### Records for this task
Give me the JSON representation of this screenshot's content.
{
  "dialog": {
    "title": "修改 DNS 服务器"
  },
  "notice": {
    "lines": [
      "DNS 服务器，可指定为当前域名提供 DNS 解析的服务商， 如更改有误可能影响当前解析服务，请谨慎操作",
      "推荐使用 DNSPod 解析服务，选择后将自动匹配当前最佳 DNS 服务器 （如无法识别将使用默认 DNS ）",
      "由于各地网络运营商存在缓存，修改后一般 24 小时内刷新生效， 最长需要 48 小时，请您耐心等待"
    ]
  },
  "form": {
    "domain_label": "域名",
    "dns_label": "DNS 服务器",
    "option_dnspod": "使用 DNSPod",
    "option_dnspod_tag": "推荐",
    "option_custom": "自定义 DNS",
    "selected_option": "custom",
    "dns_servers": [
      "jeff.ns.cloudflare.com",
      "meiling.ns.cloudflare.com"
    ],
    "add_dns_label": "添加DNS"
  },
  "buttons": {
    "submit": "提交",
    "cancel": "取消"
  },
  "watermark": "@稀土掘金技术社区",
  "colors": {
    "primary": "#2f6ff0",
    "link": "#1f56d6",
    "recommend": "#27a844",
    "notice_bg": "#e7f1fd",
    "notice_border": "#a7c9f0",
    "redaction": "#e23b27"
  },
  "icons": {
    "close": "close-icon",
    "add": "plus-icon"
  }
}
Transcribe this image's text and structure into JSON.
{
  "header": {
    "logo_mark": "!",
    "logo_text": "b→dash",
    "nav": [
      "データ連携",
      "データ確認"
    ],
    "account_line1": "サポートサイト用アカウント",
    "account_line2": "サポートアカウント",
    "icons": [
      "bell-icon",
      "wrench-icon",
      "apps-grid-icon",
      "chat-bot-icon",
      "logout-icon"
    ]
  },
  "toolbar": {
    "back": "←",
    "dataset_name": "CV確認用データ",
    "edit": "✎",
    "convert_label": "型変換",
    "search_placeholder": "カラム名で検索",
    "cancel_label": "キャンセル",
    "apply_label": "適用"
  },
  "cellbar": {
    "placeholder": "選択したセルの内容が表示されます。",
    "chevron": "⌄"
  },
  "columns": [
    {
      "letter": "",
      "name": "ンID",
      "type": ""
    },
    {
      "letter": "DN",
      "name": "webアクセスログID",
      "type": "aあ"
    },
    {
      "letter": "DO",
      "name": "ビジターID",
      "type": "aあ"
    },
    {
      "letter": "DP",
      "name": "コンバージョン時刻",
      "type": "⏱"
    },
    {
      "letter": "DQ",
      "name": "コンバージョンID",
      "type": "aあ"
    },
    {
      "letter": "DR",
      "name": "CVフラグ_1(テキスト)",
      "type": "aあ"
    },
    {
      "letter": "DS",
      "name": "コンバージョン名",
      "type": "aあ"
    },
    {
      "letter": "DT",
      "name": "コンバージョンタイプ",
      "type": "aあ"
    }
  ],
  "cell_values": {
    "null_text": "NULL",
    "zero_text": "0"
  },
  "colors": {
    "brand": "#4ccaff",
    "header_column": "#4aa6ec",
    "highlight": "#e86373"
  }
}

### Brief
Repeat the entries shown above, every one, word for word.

### Completed task
Give me the JSON representation of this screenshot's content.
{
  "dialog": {
    "title": "修改 DNS 服务器"
  },
  "notice": {
    "lines": [
      "DNS 服务器，可指定为当前域名提供 DNS 解析的服务商， 如更改有误可能影响当前解析服务，请谨慎操作",
      "推荐使用 DNSPod 解析服务，选择后将自动匹配当前最佳 DNS 服务器 （如无法识别将使用默认 DNS ）",
      "由于各地网络运营商存在缓存，修改后一般 24 小时内刷新生效， 最长需要 48 小时，请您耐心等待"
    ]
  },
  "form": {
    "domain_label": "域名",
    "dns_label": "DNS 服务器",
    "option_dnspod": "使用 DNSPod",
    "option_dnspod_tag": "推荐",
    "option_custom": "自定义 DNS",
    "selected_option": "custom",
    "dns_servers": [
      "jeff.ns.cloudflare.com",
      "meiling.ns.cloudflare.com"
    ],
    "add_dns_label": "添加DNS"
  },
  "buttons": {
    "submit": "提交",
    "cancel": "取消"
  },
  "watermark": "@稀土掘金技术社区",
  "colors": {
    "primary": "#2f6ff0",
    "link": "#1f56d6",
    "recommend": "#27a844",
    "notice_bg": "#e7f1fd",
    "notice_border": "#a7c9f0",
    "redaction": "#e23b27"
  },
  "icons": {
    "close": "close-icon",
    "add": "plus-icon"
  }
}
Transcribe this image's text and structure into JSON.
{
  "header": {
    "logo_mark": "!",
    "logo_text": "b→dash",
    "nav": [
      "データ連携",
      "データ確認"
    ],
    "account_line1": "サポートサイト用アカウント",
    "account_line2": "サポートアカウント",
    "icons": [
      "bell-icon",
      "wrench-icon",
      "apps-grid-icon",
      "chat-bot-icon",
      "logout-icon"
    ]
  },
  "toolbar": {
    "back": "←",
    "dataset_name": "CV確認用データ",
    "edit": "✎",
    "convert_label": "型変換",
    "search_placeholder": "カラム名で検索",
    "cancel_label": "キャンセル",
    "apply_label": "適用"
  },
  "cellbar": {
    "placeholder": "選択したセルの内容が表示されます。",
    "chevron": "⌄"
  },
  "columns": [
    {
      "letter": "",
      "name": "ンID",
      "type": ""
    },
    {
      "letter": "DN",
      "name": "webアクセスログID",
      "type": "aあ"
    },
    {
      "letter": "DO",
      "name": "ビジターID",
      "type": "aあ"
    },
    {
      "letter": "DP",
      "name": "コンバージョン時刻",
      "type": "⏱"
    },
    {
      "letter": "DQ",
      "name": "コンバージョンID",
      "type": "aあ"
    },
    {
      "letter": "DR",
      "name": "CVフラグ_1(テキスト)",
      "type": "aあ"
    },
    {
      "letter": "DS",
      "name": "コンバージョン名",
      "type": "aあ"
    },
    {
      "letter": "DT",
      "name": "コンバージョンタイプ",
      "type": "aあ"
    }
  ],
  "cell_values": {
    "null_text": "NULL",
    "zero_text": "0"
  },
  "colors": {
    "brand": "#4ccaff",
    "header_column": "#4aa6ec",
    "highlight": "#e86373"
  }
}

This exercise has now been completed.